What do we know about multi-sector partnerships? As it turns out, quite a lot.
Businesses fund over 40% of the national health expenditure. But how can we get them to funnel health-related investments into community health, where they could have a much greater impact?
In her third and final post on “bold philanthropy,” President & CEO Laura Landy describes how the Rippel Foundation is investing in tools to help leaders take on the challenging work of system integration and redesign.
Have you heard of mini-bonds? ReThink Health's sustainable financing team is keeping an eye on them because they hold potential for communities interested in restructuring their public financing approaches.
In part two of Laura Landy’s three-part series on "bold philanthropy," she asserts that investment in system integration and redesign will be important if our aim is to solve multiple problems at the core of our health challenge.
In today's "Finance Friday" blog post, the ReThink Health sustainable financing team shares a financing exercise that members of multi-sector partnerships can work through together to feel more empowered about sustainable financing.
Laura Landy credits bold philanthropy with helping to save her life recently and asks--in this first of three blog posts--how we can again spark the kind of courageous leadership needed to transform the health system.
It’s important to understand the impacts on health when we’re making policy decisions about jobs, transit, crime, social services, housing, etc.
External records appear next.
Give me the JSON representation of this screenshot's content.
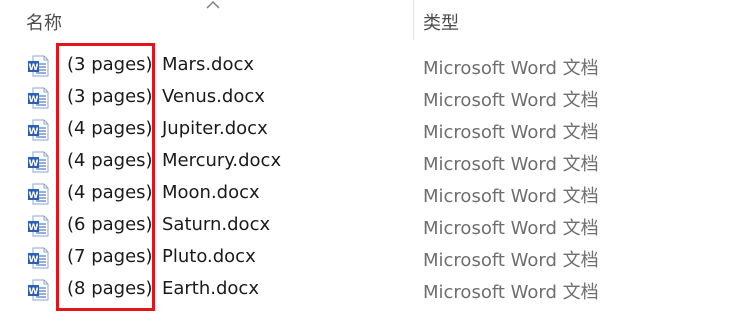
{
  "header": {
    "name_label": "名称",
    "type_label": "类型"
  },
  "files": [
    {
      "pages": "(3 pages)",
      "name": "Mars.docx",
      "type": "Microsoft Word 文档"
    },
    {
      "pages": "(3 pages)",
      "name": "Venus.docx",
      "type": "Microsoft Word 文档"
    },
    {
      "pages": "(4 pages)",
      "name": "Jupiter.docx",
      "type": "Microsoft Word 文档"
    },
    {
      "pages": "(4 pages)",
      "name": "Mercury.docx",
      "type": "Microsoft Word 文档"
    },
    {
      "pages": "(4 pages)",
      "name": "Moon.docx",
      "type": "Microsoft Word 文档"
    },
    {
      "pages": "(6 pages)",
      "name": "Saturn.docx",
      "type": "Microsoft Word 文档"
    },
    {
      "pages": "(7 pages)",
      "name": "Pluto.docx",
      "type": "Microsoft Word 文档"
    },
    {
      "pages": "(8 pages)",
      "name": "Earth.docx",
      "type": "Microsoft Word 文档"
    }
  ],
  "icons": {
    "file_icon": "word-doc-icon",
    "sort_icon": "sort-ascending-caret-icon"
  },
  "colors": {
    "highlight_border": "#e3141a",
    "word_blue": "#2b5fb4"
  }
}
But the converse goes for health policies as well. Investments in evidence-based health interventions can be expected to yield enormous community and economic benefits--and we ought to be paying more attention to that.
The overall success of a partnership depends in large part on the context and environment surrounding it. Many other organizations—including philanthropy, nonprofit organizations, federal and state government, business, and other allies—form what we call in the report a “wider ecology of support” around multi-sector groups. The support that these organizations provide could be even more impactful if designed around where partnerships are in their development. What could they do?
Philadelphia's experiences so far with a 2016 sugar-sweetened beverage tax illustrate the challenges that come with doing things differently in support of population health.
A new report released by ReThink Health today provides a snapshot of 237 multi-sector partnerships across the country, and reveals distinct developmental phases that they experience as they work to redesign and reimagine their regional health systems.
Based on conversations she's had with corporations across the country, ReThink Health's Laura Landy offers suggestions for leveraging American corporations’ know-how to positively influence national conversations about the next version of Obamacare, the future of Medicare and Medicaid, and how to create jobs and strengthen the U.S. economy.